**TO DO**
Wherever a line in the records below contains "JSON", copy that line.

**EXERCISE DATA**
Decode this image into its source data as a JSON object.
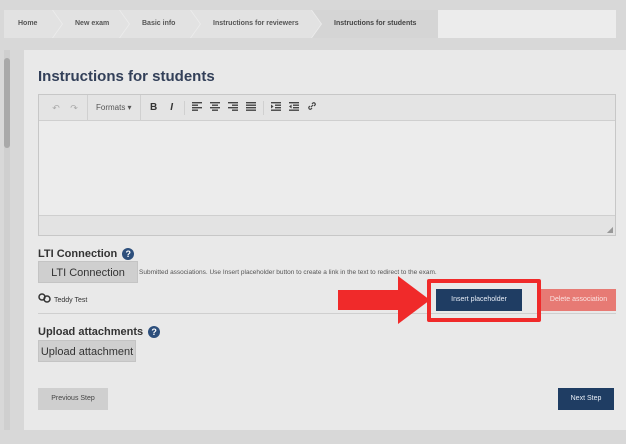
{
  "breadcrumb": [
    "Home",
    "New exam",
    "Basic info",
    "Instructions for reviewers",
    "Instructions for students"
  ],
  "page_title": "Instructions for students",
  "toolbar": {
    "undo_icon": "undo-icon",
    "redo_icon": "redo-icon",
    "formats_label": "Formats ▾",
    "bold_label": "B",
    "italic_label": "I",
    "link_icon": "link-icon"
  },
  "lti": {
    "title": "LTI Connection",
    "button_label": "LTI Connection",
    "note": "Submitted associations. Use Insert placeholder button to create a link in the text to redirect to the exam.",
    "association_name": "Teddy Test",
    "insert_label": "Insert placeholder",
    "delete_label": "Delete association"
  },
  "upload": {
    "title": "Upload attachments",
    "button_label": "Upload attachment"
  },
  "footer": {
    "prev_label": "Previous Step",
    "next_label": "Next Step"
  },
  "colors": {
    "primary": "#1f3d63",
    "danger": "#e77a74",
    "highlight": "#f02a2a",
    "title": "#334059"
  }
}
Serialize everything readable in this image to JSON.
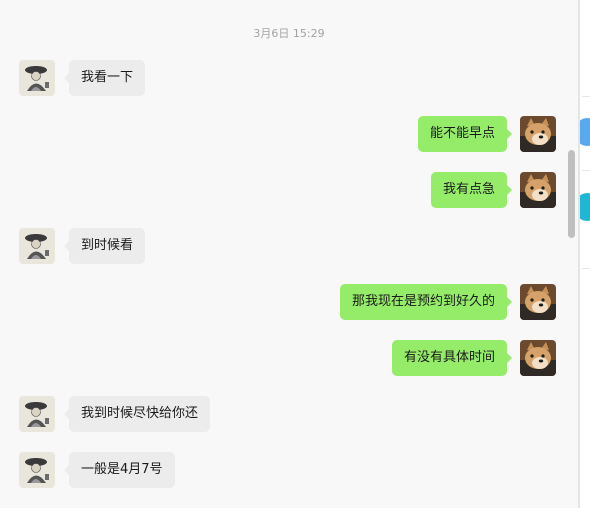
{
  "timestamp": "3月6日 15:29",
  "messages": [
    {
      "side": "left",
      "text": "我看一下"
    },
    {
      "side": "right",
      "text": "能不能早点"
    },
    {
      "side": "right",
      "text": "我有点急"
    },
    {
      "side": "left",
      "text": "到时候看"
    },
    {
      "side": "right",
      "text": "那我现在是预约到好久的"
    },
    {
      "side": "right",
      "text": "有没有具体时间"
    },
    {
      "side": "left",
      "text": "我到时候尽快给你还"
    },
    {
      "side": "left",
      "text": "一般是4月7号"
    }
  ],
  "colors": {
    "sent_bubble": "#95ec69",
    "received_bubble": "#ececec",
    "background": "#f8f8f9",
    "side_accent_blue": "#5aa9ef",
    "side_accent_teal": "#1fb7d3"
  },
  "icons": {
    "contact_avatar": "ink-painting-figure-avatar",
    "my_avatar": "shiba-dog-avatar"
  }
}
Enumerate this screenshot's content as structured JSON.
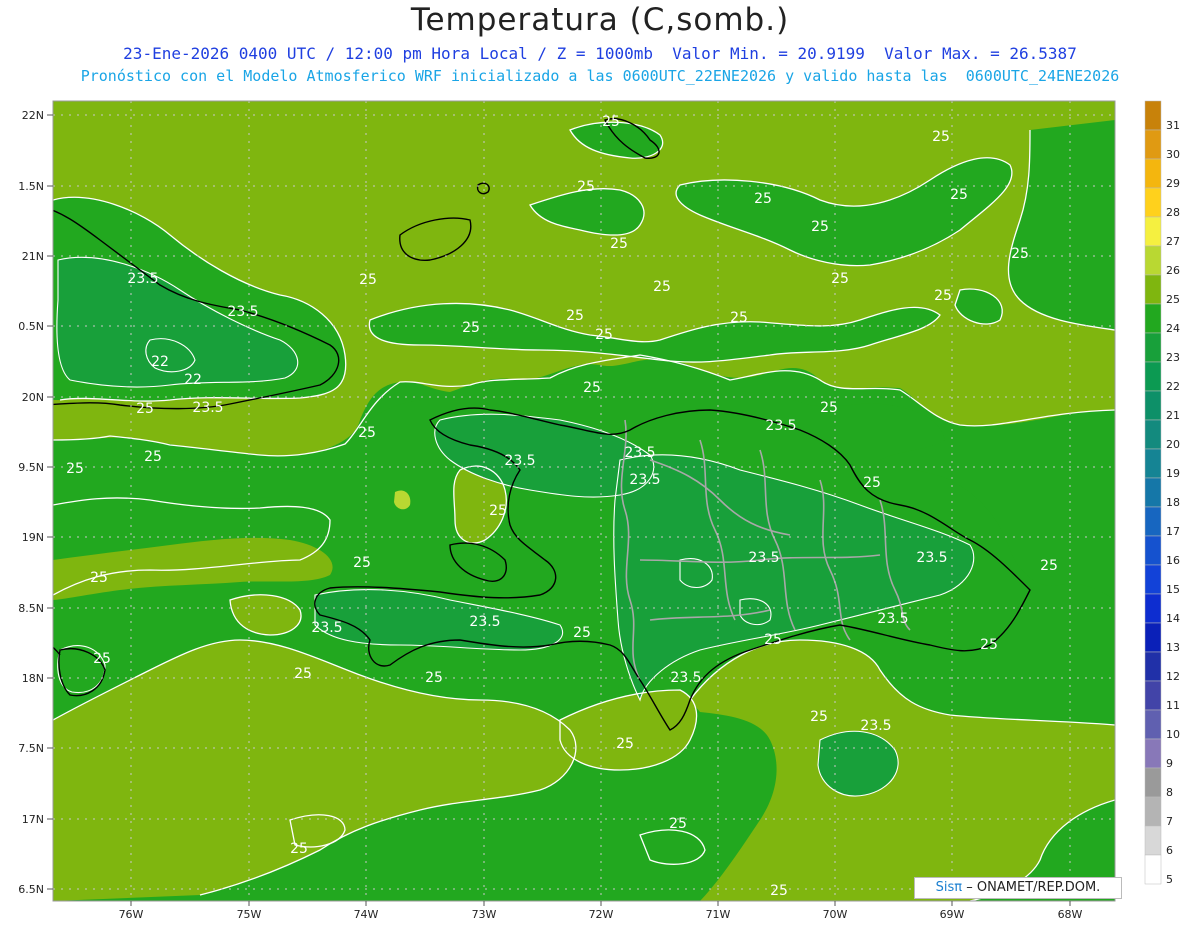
{
  "title": "Temperatura (C,somb.)",
  "subtitle_1": "23-Ene-2026 0400 UTC / 12:00 pm Hora Local / Z = 1000mb  Valor Min. = 20.9199  Valor Max. = 26.5387",
  "subtitle_2": "Pronóstico con el Modelo Atmosferico WRF inicializado a las 0600UTC_22ENE2026 y valido hasta las  0600UTC_24ENE2026",
  "y_ticks": [
    "22N",
    "1.5N",
    "21N",
    "0.5N",
    "20N",
    "9.5N",
    "19N",
    "8.5N",
    "18N",
    "7.5N",
    "17N",
    "6.5N"
  ],
  "x_ticks": [
    "76W",
    "75W",
    "74W",
    "73W",
    "72W",
    "71W",
    "70W",
    "69W",
    "68W"
  ],
  "colorbar": {
    "labels": [
      "31",
      "30",
      "29",
      "28",
      "27",
      "26",
      "25",
      "24",
      "23",
      "22",
      "21",
      "20",
      "19",
      "18",
      "17",
      "16",
      "15",
      "14",
      "13",
      "12",
      "11",
      "10",
      "9",
      "8",
      "7",
      "6",
      "5"
    ],
    "colors": [
      "#c8820a",
      "#e09a12",
      "#f4b60e",
      "#ffd11c",
      "#f5f040",
      "#b9d832",
      "#7fb60f",
      "#22a81f",
      "#18a03a",
      "#0c9a52",
      "#0d9068",
      "#138a7e",
      "#158494",
      "#1577a8",
      "#1766c0",
      "#1552cf",
      "#1242d8",
      "#0d2dd0",
      "#0a20b8",
      "#2030a8",
      "#4244a8",
      "#6060b0",
      "#8878b8",
      "#9a9a9a",
      "#b4b4b4",
      "#d8d8d8",
      "#ffffff"
    ]
  },
  "colors": {
    "band_24_25": "#22a81f",
    "band_25_26": "#7fb60f",
    "band_23_24": "#18a03a",
    "band_26_27": "#b9d832",
    "contour": "#ffffff",
    "coast": "#000000",
    "borders": "#a8a8a8"
  },
  "contour_labels": [
    {
      "text": "25"
    },
    {
      "text": "25"
    },
    {
      "text": "25"
    },
    {
      "text": "25"
    },
    {
      "text": "25"
    },
    {
      "text": "25"
    },
    {
      "text": "25"
    },
    {
      "text": "25"
    },
    {
      "text": "25"
    },
    {
      "text": "25"
    },
    {
      "text": "25"
    },
    {
      "text": "25"
    },
    {
      "text": "25"
    },
    {
      "text": "25"
    },
    {
      "text": "25"
    },
    {
      "text": "25"
    },
    {
      "text": "25"
    },
    {
      "text": "25"
    },
    {
      "text": "25"
    },
    {
      "text": "25"
    },
    {
      "text": "25"
    },
    {
      "text": "25"
    },
    {
      "text": "25"
    },
    {
      "text": "25"
    },
    {
      "text": "25"
    },
    {
      "text": "25"
    },
    {
      "text": "25"
    },
    {
      "text": "25"
    },
    {
      "text": "25"
    },
    {
      "text": "25"
    },
    {
      "text": "25"
    },
    {
      "text": "25"
    },
    {
      "text": "25"
    },
    {
      "text": "25"
    },
    {
      "text": "25"
    },
    {
      "text": "25"
    },
    {
      "text": "25"
    },
    {
      "text": "25"
    },
    {
      "text": "23.5"
    },
    {
      "text": "23.5"
    },
    {
      "text": "23.5"
    },
    {
      "text": "23.5"
    },
    {
      "text": "23.5"
    },
    {
      "text": "23.5"
    },
    {
      "text": "23.5"
    },
    {
      "text": "23.5"
    },
    {
      "text": "23.5"
    },
    {
      "text": "23.5"
    },
    {
      "text": "23.5"
    },
    {
      "text": "23.5"
    },
    {
      "text": "23.5"
    },
    {
      "text": "23.5"
    },
    {
      "text": "22"
    },
    {
      "text": "22"
    }
  ],
  "credit": {
    "brand": "Sisπ",
    "text": "– ONAMET/REP.DOM."
  }
}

**RESULT OF THIS EXERCISE**
Decode this image into its source data as a JSON object.
Serialize everything readable in this image to JSON.
Enumerate this screenshot's content as structured JSON.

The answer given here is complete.